When asked about what guided the study of English versions of “The Odyssey,” Professor Friedman indicated that these translations represents a wealth of built-up knowledge, ripe with areas of potential study. Friedman stated, “It’s not that often we get to study a text with such a long history.” At first glance, this statement appears quite obvious, but when taken with the fact that this class was concerned with English translations of the book, we realize that “The Odyssey” isn’t just a book with a long history, but one with many long histories.
What the exhibit hopes to elucidate for campus is the idea that every translation has merit in its own right, and that translations are should be considered subjective works of art just as much as the original pieces they translate. Indeed, if there is any keyword that can be used to define the class, the talk and the exhibit about Homer’s epic poem, it would be the word “translation,” considering that it comes from the Latin verb translatione, which means “to carry over.” Surprisingly, the Greek word from which English derives the word “metaphor” is an analogue for the Latin translatione: that is, translations and metaphors are literally and linguistically linked to each another.
To make the assumption that translations and translators are somehow removed from the creative process is to commit a cardinal sin of the arts— that of discarding a piece of art without due consideration; of judging something by its cover.
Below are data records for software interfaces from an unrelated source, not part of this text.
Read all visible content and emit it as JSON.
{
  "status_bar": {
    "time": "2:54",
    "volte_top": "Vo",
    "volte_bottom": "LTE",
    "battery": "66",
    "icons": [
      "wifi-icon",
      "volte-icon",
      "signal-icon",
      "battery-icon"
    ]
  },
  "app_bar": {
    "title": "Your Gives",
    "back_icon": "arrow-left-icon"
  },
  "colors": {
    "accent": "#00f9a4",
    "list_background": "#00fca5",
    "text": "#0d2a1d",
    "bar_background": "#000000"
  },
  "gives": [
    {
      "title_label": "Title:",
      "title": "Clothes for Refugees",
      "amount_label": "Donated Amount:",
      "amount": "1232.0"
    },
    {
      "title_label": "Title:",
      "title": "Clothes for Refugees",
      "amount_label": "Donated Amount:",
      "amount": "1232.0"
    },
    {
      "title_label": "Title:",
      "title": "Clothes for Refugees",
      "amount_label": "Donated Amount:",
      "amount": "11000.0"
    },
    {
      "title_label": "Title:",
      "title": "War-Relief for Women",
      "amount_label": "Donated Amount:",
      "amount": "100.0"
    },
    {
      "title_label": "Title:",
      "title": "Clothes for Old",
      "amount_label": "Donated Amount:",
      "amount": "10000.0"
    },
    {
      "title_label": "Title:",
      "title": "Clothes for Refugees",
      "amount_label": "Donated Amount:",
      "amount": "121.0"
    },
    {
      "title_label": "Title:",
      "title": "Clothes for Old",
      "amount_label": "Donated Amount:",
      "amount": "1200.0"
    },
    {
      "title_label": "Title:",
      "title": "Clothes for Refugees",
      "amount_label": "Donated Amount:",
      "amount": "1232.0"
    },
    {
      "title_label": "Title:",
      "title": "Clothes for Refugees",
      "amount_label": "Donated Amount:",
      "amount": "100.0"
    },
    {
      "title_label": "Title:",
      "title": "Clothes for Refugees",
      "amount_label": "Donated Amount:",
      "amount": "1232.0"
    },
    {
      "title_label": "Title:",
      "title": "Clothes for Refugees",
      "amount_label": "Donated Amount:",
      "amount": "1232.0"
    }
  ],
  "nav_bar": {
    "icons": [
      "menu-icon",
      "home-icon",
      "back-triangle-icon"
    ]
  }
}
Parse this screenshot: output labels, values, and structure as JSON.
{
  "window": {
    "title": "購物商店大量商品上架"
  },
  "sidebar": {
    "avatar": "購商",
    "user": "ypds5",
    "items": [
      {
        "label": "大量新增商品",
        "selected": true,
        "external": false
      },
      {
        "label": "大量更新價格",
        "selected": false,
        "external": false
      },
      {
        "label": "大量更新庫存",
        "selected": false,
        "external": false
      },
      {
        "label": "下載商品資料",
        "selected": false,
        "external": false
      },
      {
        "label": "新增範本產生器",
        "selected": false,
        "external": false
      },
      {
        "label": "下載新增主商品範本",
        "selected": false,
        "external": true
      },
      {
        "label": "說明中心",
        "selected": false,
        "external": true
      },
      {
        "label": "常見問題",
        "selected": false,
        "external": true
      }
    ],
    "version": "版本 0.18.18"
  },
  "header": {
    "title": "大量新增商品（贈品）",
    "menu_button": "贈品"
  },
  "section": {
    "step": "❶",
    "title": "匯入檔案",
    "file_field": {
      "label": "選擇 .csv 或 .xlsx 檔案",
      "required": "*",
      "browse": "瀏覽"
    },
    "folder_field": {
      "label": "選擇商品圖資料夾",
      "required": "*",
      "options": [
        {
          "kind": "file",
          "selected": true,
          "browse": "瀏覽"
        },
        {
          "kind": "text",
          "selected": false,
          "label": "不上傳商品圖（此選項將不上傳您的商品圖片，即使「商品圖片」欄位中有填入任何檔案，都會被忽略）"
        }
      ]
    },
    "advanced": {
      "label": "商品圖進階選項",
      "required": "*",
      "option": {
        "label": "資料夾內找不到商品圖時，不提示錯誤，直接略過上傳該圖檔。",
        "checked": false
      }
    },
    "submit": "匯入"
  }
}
Regarding the exhibition, Professor Friedman elucidates, “I hope it forces us to think in a way that the translation is figurative too.” The exhibit shows us why we shouldn’t think of Wilson’s talk as simply a lecture justifying her “radical” and challenging translation—as the New York Times’ articles would have us believe—but that we should see it as an artist giving us a window into her mind.